North Dakota tribe buys idle oil pipeline from Enbridge

NEW TOWN, N.D. (AP) — A Native American tribe in North Dakota bought an idle pipeline from the energy company Enbridge to help deliver oil from wells on its reservation to the broader market.

The Mandan, Hidatsa and Arikara Nation announced the deal Friday but didn't disclose how much it paid. The tribe said it expects the pipeline, which will connect its oil facilities on its Fort Berthold Reservation to Enbridge's large pipeline network, will be up and running within a year.

“This is a major step in enhancing our ability to get our trust assets of oil and gas out to market,” tribal chair Mark Fox said to the Bismarck Tribune.

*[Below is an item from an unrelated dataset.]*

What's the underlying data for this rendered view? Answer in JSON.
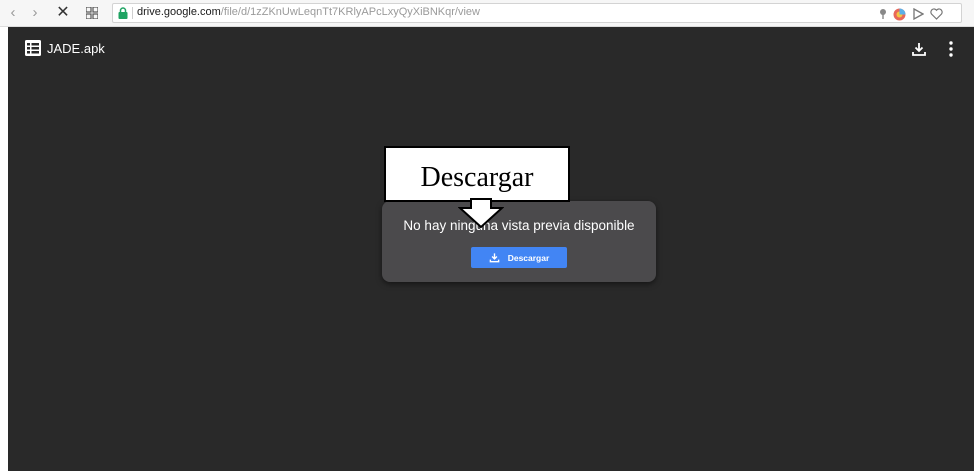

There are more than 2,600 active oil and gas wells on the reservation that produced an average of 144,190 barrels of oil per day in February, according to the most recent figures from the state Department of Mineral Resources. Regulators estimate there is potential for 3,911 additional oil and gas wells on the reservation.

The 31-mile pipeline is the closest one to the tribe's Thunder Butte Petroleum subsidiary's transloading and oil storage facility. It can transport 15,000 barrels a day.

Mike Koby, vice president of U.S. liquids pipelines operations for Calgary, Alberta-based Enbridge, said the MHA Nation will be the first tribal shipper on an Enbridge pipeline. Owning the pipeline will benefit the tribe financially, he said.